It is nice, right? To be running around all day feeling like an under-appreciated, insomniac hybrid of a maid-chauffeur-chef-nurse who cannot perform any of her jobs sufficiently, pretending the wad of greasy hair on our head is “messy on purpose,” in sweatpants dotted with unrecognizable child residue, and to finally hear that we are human, nay, desirable. In the chaos that is motherhood, any compliment feels like a Swedish massage for our threadbare souls. We want to know that the exhaustion we feel isn’t splattered across our faces the way we think it is. We want to be reminded that the scars of motherhood are beautiful mnemonics of the power of our bodies. It feels so stinkin’ good to hear that we are not just “Mommy.”

But, can we stop for a second and remind ourselves what MILF really means?

Mother I’d Like to F*ck.

Yeah, I said it. And, it’s not so cute when you pull it out of its fun acronym, is it? It means that, despite being a mother, someone would screw you.
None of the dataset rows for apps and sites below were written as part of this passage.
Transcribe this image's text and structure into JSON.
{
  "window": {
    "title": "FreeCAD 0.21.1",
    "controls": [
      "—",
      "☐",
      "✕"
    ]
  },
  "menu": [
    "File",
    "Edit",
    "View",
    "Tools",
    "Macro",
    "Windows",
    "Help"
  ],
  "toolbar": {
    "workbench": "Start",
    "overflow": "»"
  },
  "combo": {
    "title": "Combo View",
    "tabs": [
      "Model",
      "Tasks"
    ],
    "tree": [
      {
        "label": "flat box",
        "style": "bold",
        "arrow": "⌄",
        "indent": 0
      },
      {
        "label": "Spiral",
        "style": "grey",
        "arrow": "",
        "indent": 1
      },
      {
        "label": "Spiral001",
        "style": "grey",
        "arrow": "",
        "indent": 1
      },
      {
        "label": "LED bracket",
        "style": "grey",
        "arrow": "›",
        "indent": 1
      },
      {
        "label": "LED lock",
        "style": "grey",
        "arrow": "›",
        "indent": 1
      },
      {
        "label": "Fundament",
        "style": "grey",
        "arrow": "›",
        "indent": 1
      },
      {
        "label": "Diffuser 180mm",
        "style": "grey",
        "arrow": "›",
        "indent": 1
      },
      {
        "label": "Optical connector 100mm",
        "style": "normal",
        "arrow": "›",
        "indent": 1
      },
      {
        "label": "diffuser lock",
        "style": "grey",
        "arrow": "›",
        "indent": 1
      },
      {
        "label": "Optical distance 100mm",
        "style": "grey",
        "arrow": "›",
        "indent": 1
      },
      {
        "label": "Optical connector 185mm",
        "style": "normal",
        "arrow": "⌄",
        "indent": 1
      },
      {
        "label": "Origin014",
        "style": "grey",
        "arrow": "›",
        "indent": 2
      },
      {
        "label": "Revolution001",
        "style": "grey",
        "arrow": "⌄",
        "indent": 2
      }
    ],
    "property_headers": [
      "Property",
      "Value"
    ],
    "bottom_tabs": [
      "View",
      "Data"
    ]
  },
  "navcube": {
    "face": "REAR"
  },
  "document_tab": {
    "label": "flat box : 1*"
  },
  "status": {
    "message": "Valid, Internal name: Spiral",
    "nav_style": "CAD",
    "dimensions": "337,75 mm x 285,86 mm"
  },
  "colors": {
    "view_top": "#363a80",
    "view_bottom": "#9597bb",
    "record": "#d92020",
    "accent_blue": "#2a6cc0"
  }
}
Lucky you! When unpacked for even the briefest moment, it is pretty mind blowing that this is a compliment.

It is fairly obvious that society does this to women all the time. If we are smart, it must also be noted that we are pretty. If accomplished in any way, hopefully we are also attractive. Let’s be honest, we’ve all heard it. “She is a ____________(impressive profession or achievement), but a hot ____________ (impressive profession or achievement).” As if, somehow, random-man-certified attractiveness makes a woman’s position less threatening.

“So, this man would have sex with me even though I am a mom? Wow! Thanks so much for the overwhelming compliment of being willing to do that!” No. Nope. THAT is not a compliment. It is a poisonous reduction.

In this time, when women are fighting to be seen as whole people, why are we accepting this as an accolade? Why are we touting it on our coffee mugs? We are not less than other people in terms of our ability to be seen (and to see ourselves) as whole because we have given birth. We are not somehow lucky to be desired by a man (even) after we have created life. We, like every other woman, are complex and complete entities; who, like every other woman, are valuable because of so many things that do not involve some guy’s willingness to have sex with us.

In every other situation, we, the mothers of the world, tell our daughters, our friends, and even social media connections that their worth does not come from the value men place on their bodies. So, why then, are we rockin’ “Milfin’ Ain’t Easy” shirts, even with a wink and a nod? Seriously, “Hey kids, some random guy wants to have sex with Mommy, even though I’m your Mommy,” is not the message I want to be sending to my daughters.

Here are some actual compliments:

You are so good at your job.

You are smart.

You motivate me to do better.

I love hearing your thoughts.

Here are some new slogans to replace your “Certified MILF” t-shirts:





I can go on, but you get the idea. There is so much more to me (and every mother) than motherhood. But breaking out of the stifling designation of being “just a mom” should not be dependent upon sexualization; and it is certainly less-than-freeing to be yanked from one suffocating category that strips mothers of their multidimensional lives to be plopped right into an objectifying category that does the same.

I will not wear as a crowning achievement the fact that I am screwable. That is not an accomplishment, it is an active disregarding of everything that we are and every thing that we do, every day.

Can we just be done with this word?

A. Smith